◆ **GIVEN INFORMATION**:
---

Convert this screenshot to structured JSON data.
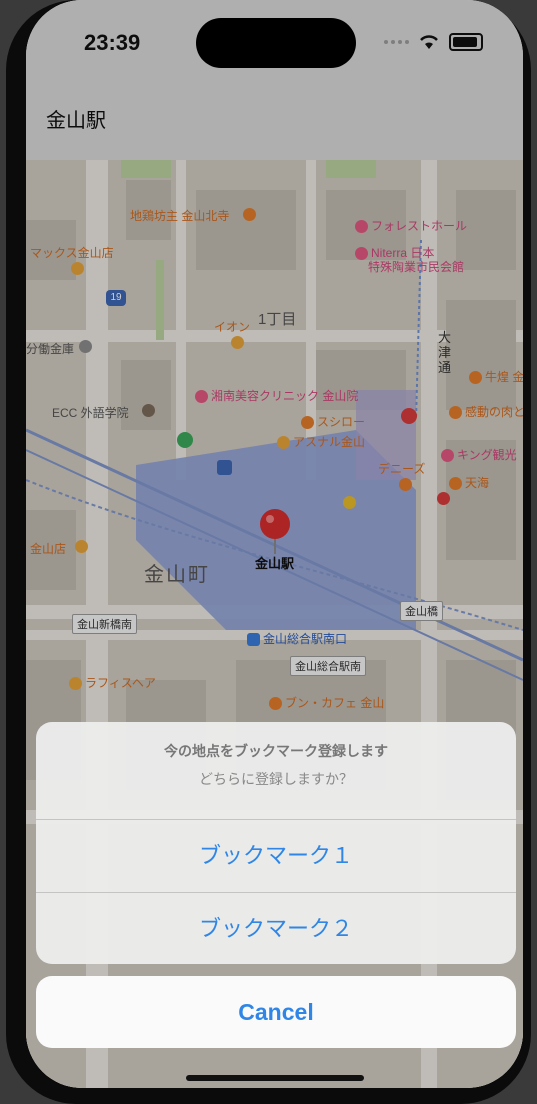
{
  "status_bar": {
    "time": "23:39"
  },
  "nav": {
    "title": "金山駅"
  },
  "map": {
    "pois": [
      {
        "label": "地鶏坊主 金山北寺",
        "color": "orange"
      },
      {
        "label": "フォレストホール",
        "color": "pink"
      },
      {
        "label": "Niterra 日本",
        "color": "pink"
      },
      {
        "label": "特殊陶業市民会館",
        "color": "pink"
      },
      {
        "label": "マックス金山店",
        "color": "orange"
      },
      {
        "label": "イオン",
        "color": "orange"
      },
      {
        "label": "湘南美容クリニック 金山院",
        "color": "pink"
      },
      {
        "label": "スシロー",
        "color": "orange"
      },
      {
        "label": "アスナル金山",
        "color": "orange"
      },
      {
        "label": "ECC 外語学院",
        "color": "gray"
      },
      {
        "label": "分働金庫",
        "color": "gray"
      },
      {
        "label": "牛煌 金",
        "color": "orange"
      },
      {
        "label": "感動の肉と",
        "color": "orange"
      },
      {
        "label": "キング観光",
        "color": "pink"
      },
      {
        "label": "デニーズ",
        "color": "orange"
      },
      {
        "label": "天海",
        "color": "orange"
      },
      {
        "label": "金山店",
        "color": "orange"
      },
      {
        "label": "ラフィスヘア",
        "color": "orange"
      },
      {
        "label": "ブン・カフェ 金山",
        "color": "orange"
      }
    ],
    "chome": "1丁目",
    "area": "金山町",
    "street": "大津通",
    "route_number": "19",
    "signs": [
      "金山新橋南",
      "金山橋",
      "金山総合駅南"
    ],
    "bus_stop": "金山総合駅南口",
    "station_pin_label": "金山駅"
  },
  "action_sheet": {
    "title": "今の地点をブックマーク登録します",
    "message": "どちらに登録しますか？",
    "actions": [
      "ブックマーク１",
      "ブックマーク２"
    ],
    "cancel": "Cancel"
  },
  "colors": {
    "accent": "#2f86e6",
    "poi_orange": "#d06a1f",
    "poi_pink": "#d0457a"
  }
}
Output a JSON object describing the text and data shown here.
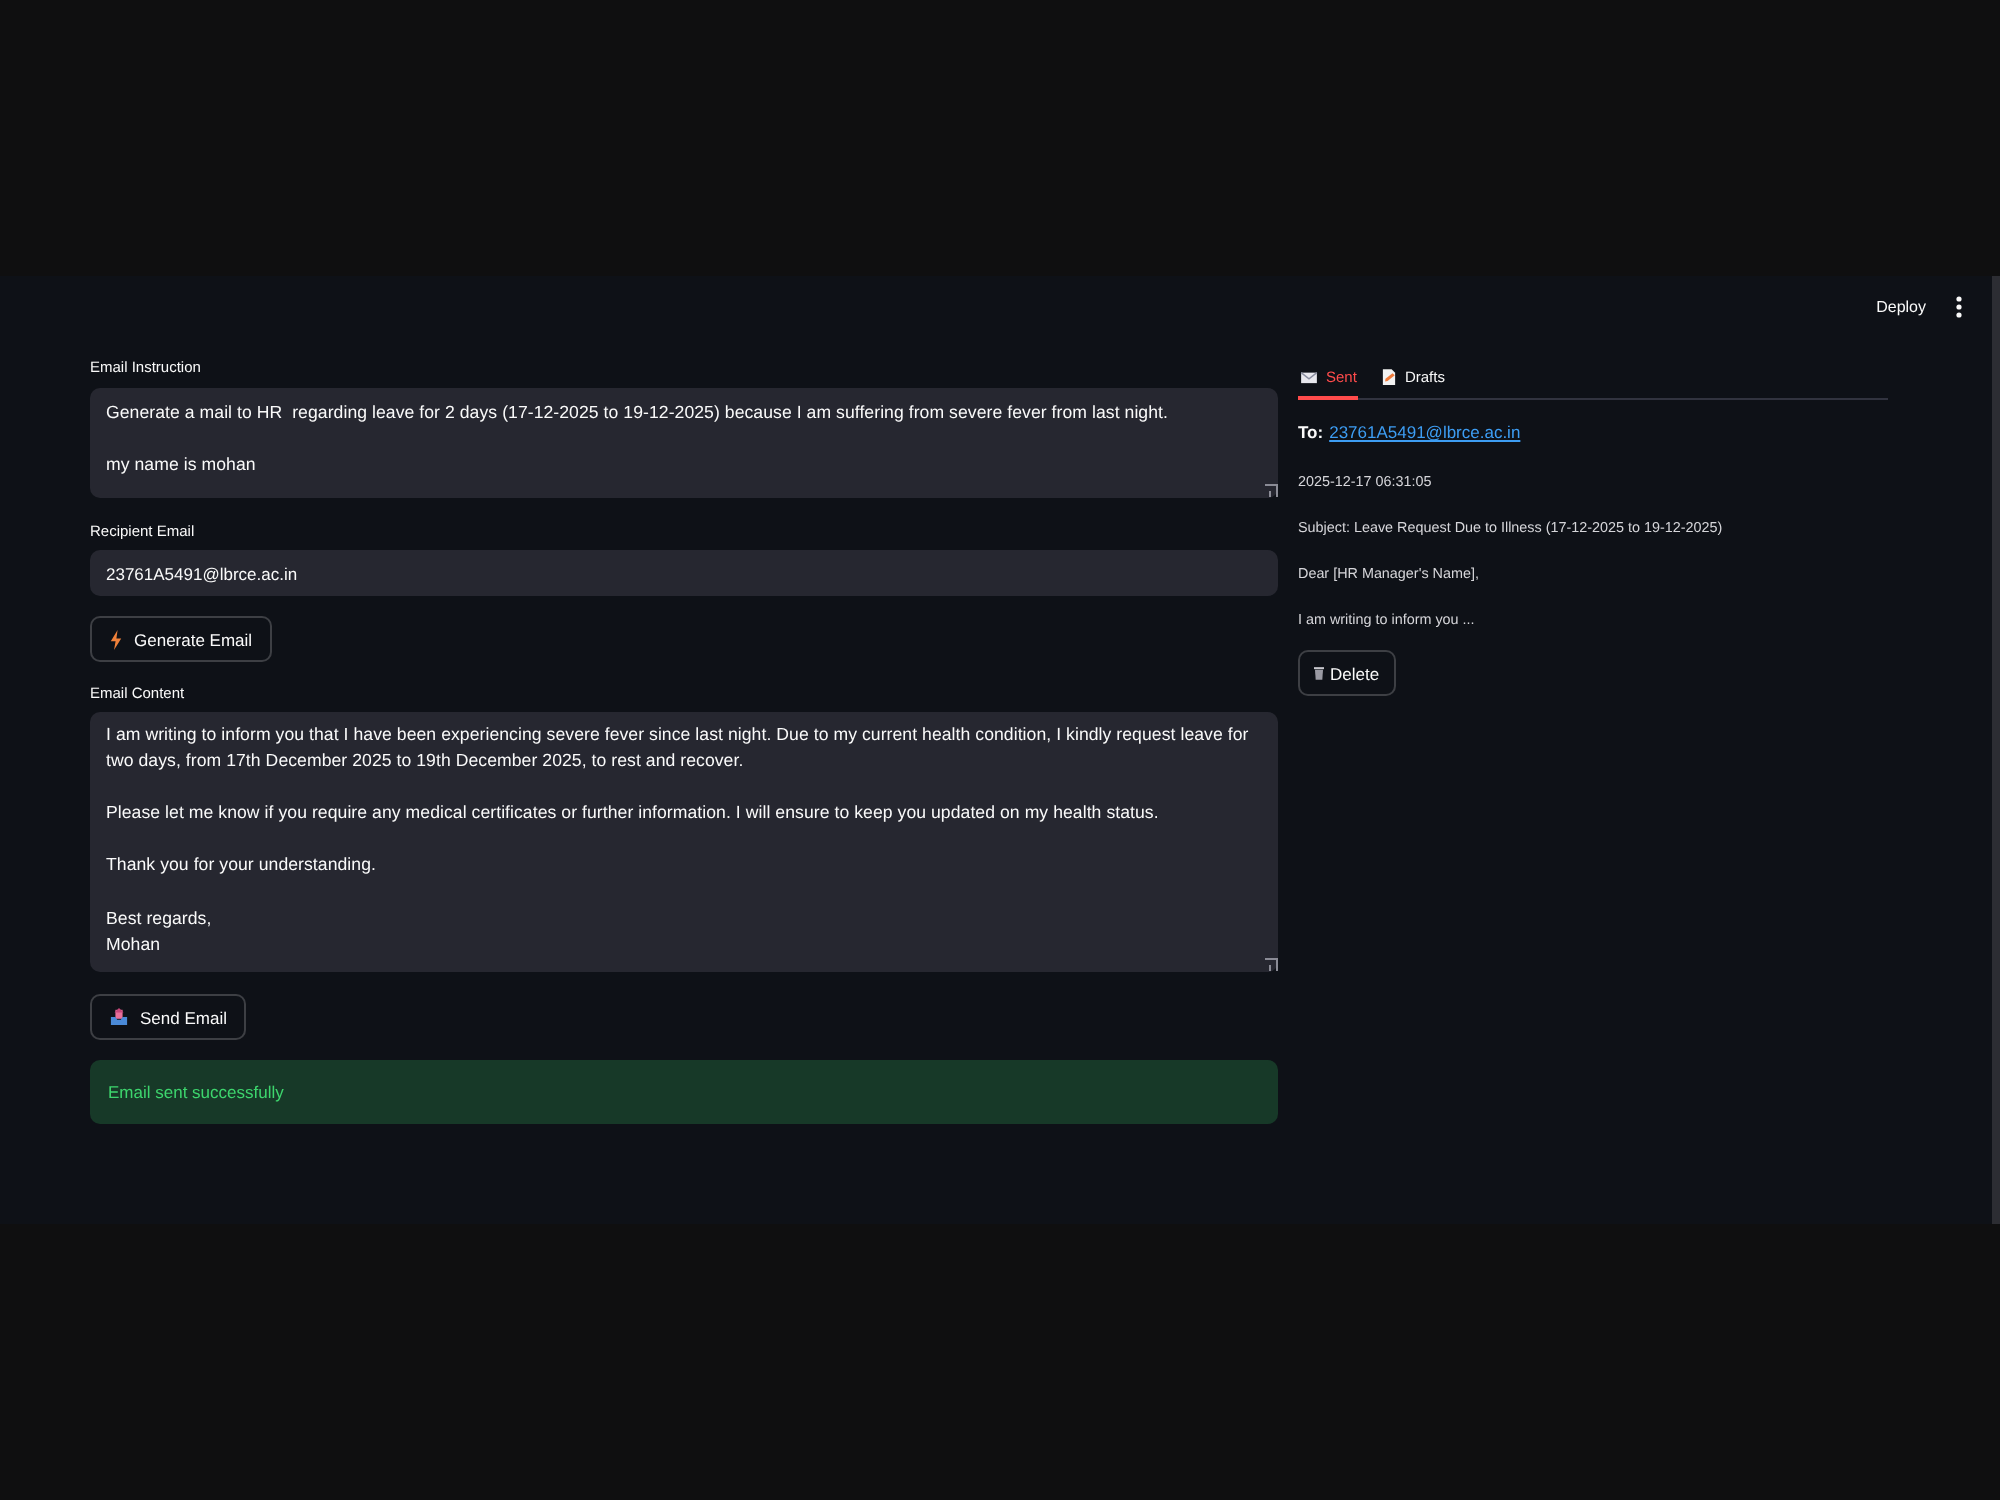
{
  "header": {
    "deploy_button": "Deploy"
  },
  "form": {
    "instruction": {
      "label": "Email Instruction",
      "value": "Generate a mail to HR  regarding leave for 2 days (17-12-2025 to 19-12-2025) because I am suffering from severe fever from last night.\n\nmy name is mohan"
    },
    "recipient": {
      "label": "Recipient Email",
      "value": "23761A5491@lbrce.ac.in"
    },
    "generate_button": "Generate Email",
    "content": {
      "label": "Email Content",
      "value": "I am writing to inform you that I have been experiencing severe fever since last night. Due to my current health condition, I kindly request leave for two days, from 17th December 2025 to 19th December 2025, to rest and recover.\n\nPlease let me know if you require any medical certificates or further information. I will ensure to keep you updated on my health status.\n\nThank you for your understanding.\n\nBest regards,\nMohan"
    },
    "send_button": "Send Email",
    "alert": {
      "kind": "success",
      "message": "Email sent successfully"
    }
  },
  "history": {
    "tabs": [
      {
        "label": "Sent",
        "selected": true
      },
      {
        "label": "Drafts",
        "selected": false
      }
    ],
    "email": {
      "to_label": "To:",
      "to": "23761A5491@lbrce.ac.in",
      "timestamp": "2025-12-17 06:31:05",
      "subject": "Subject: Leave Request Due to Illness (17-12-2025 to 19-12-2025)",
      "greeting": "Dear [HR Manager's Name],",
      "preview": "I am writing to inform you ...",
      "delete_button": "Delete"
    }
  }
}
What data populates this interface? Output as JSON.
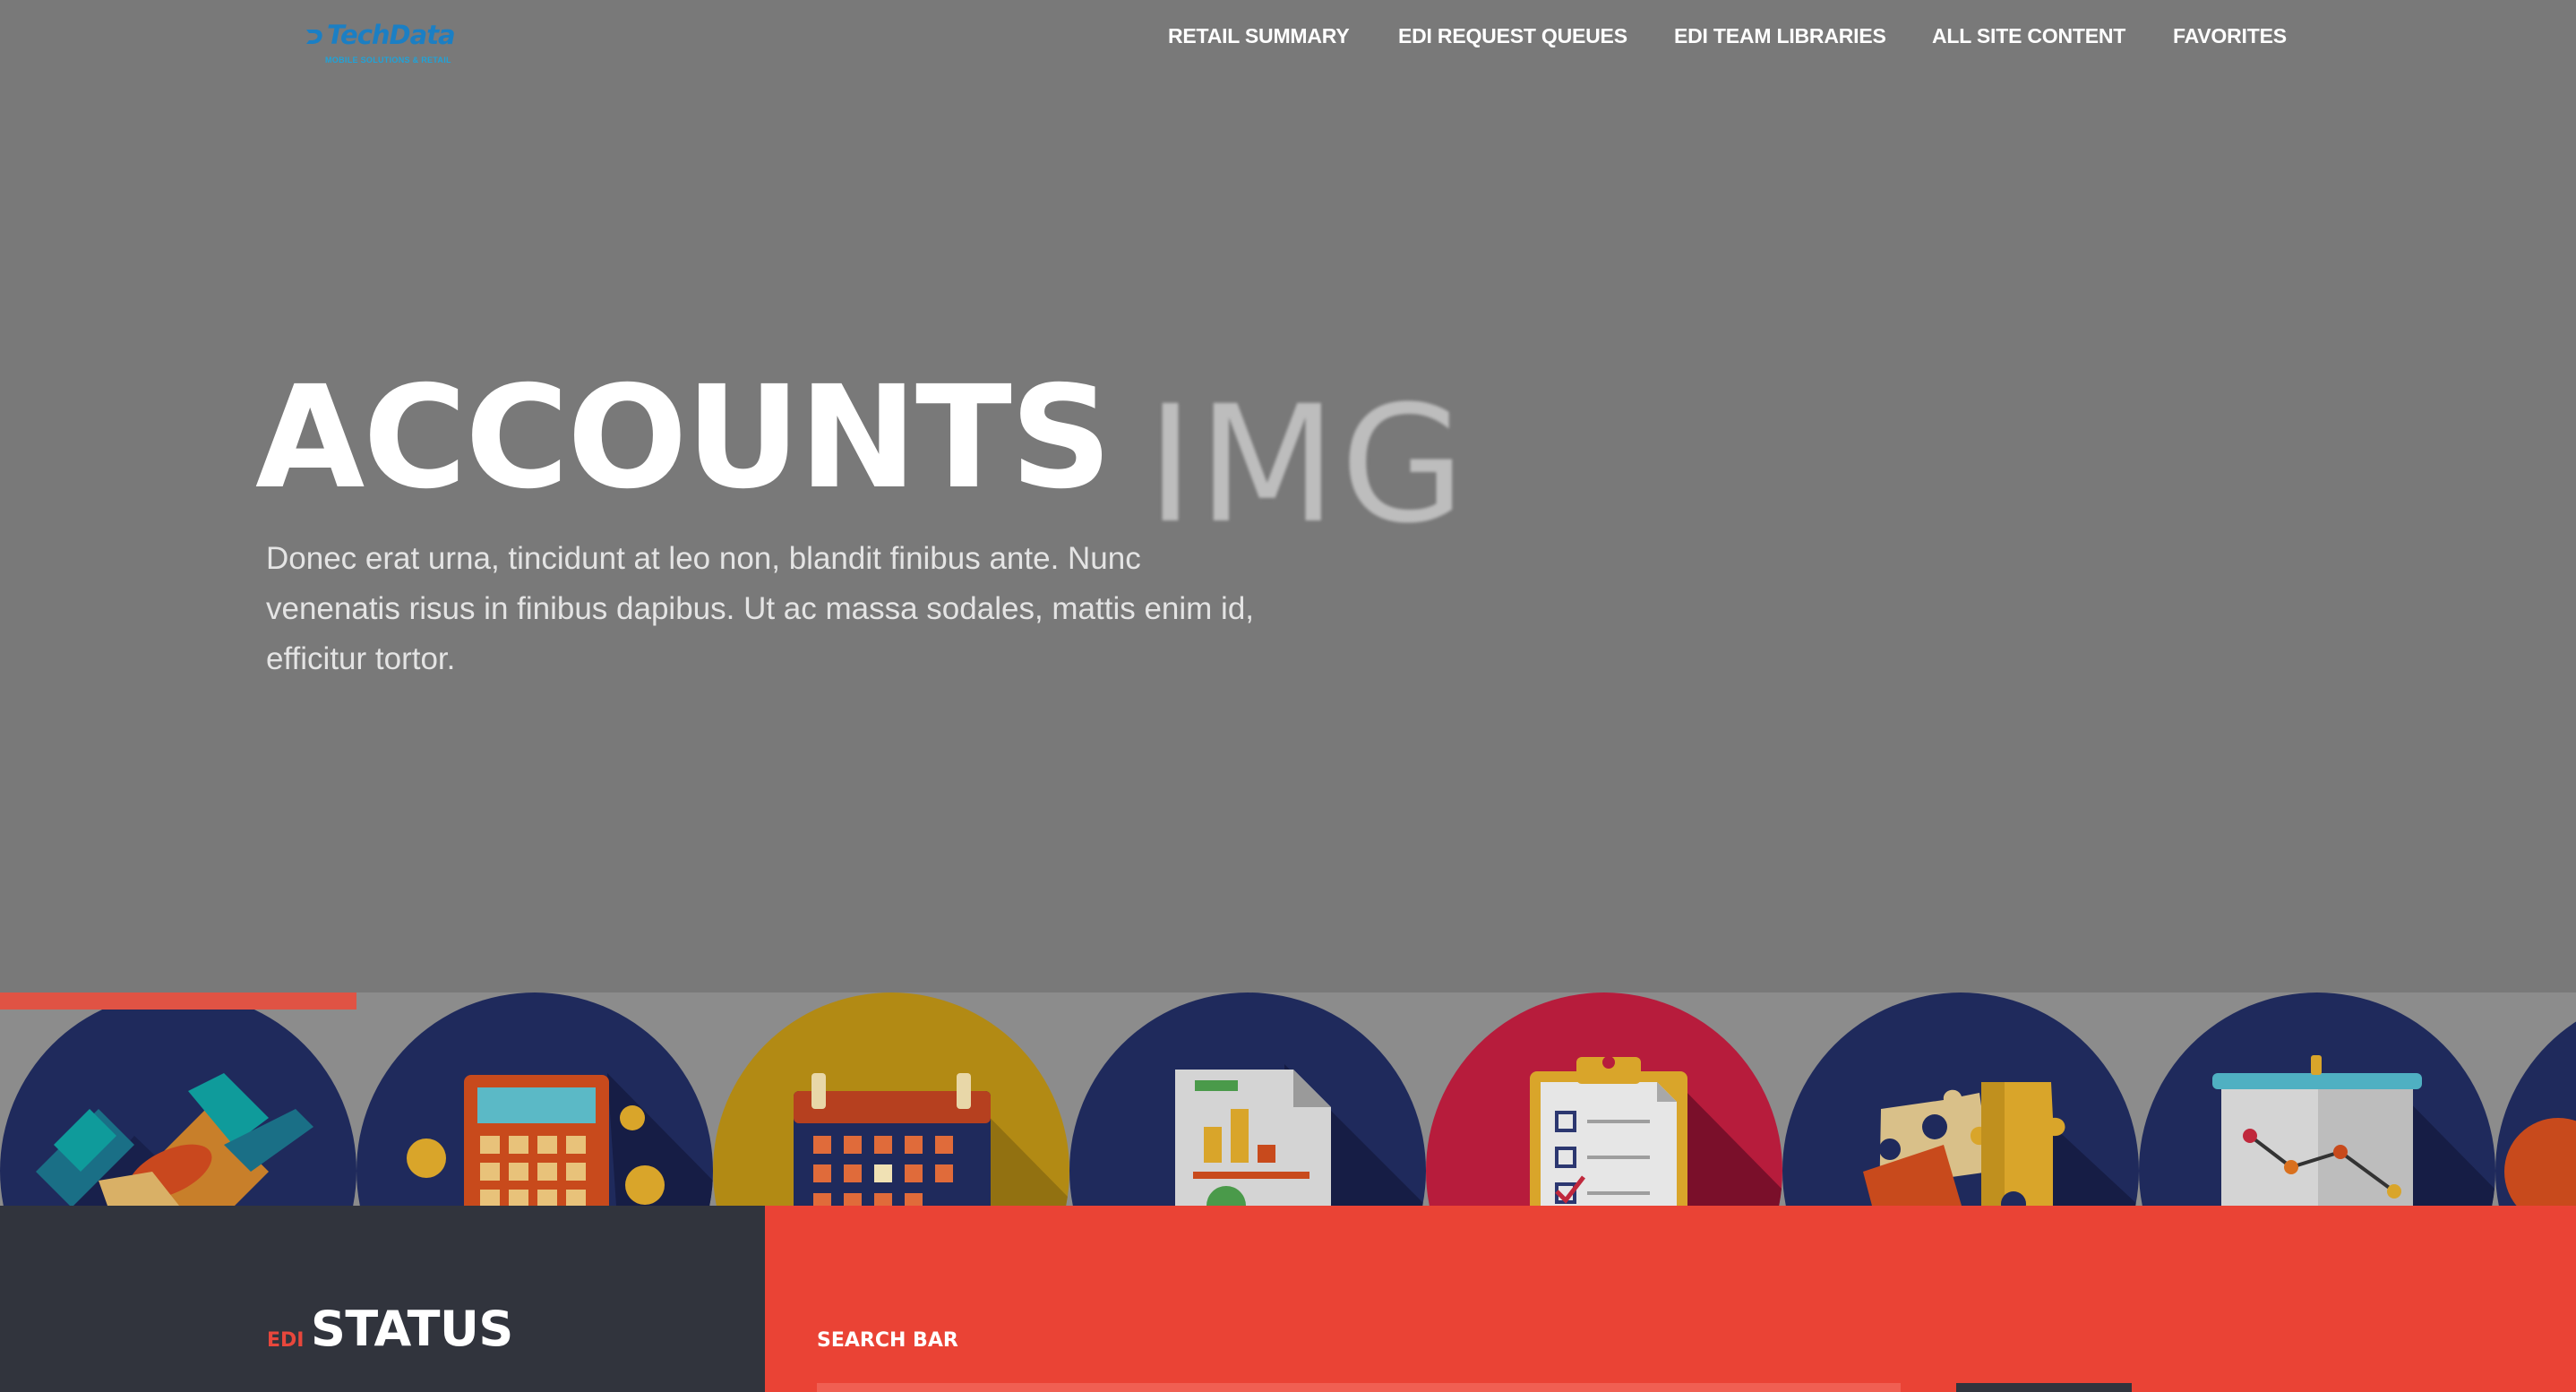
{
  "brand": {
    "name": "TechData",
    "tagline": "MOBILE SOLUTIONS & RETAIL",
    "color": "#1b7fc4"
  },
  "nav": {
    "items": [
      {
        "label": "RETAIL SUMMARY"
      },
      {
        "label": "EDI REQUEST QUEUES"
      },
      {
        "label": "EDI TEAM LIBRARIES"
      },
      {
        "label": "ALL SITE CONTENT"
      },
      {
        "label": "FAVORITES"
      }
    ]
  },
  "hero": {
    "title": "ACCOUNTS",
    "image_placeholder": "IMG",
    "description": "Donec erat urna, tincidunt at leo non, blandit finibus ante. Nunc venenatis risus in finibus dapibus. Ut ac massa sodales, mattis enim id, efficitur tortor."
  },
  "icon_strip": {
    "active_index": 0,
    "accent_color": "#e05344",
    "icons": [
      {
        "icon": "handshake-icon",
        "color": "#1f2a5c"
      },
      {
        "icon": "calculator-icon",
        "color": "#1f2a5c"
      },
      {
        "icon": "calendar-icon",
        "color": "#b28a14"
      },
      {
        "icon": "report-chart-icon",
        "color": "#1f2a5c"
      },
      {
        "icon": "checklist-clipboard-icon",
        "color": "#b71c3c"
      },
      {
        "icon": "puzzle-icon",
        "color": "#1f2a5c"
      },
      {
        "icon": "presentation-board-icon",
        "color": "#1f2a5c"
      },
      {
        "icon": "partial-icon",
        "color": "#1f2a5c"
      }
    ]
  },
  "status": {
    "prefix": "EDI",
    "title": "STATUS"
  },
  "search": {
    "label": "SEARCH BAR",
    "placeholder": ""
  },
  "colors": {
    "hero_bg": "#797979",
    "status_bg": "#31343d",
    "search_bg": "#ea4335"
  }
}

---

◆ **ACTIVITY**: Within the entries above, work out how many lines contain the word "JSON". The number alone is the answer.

◆ **SOLUTION BELOW**: 3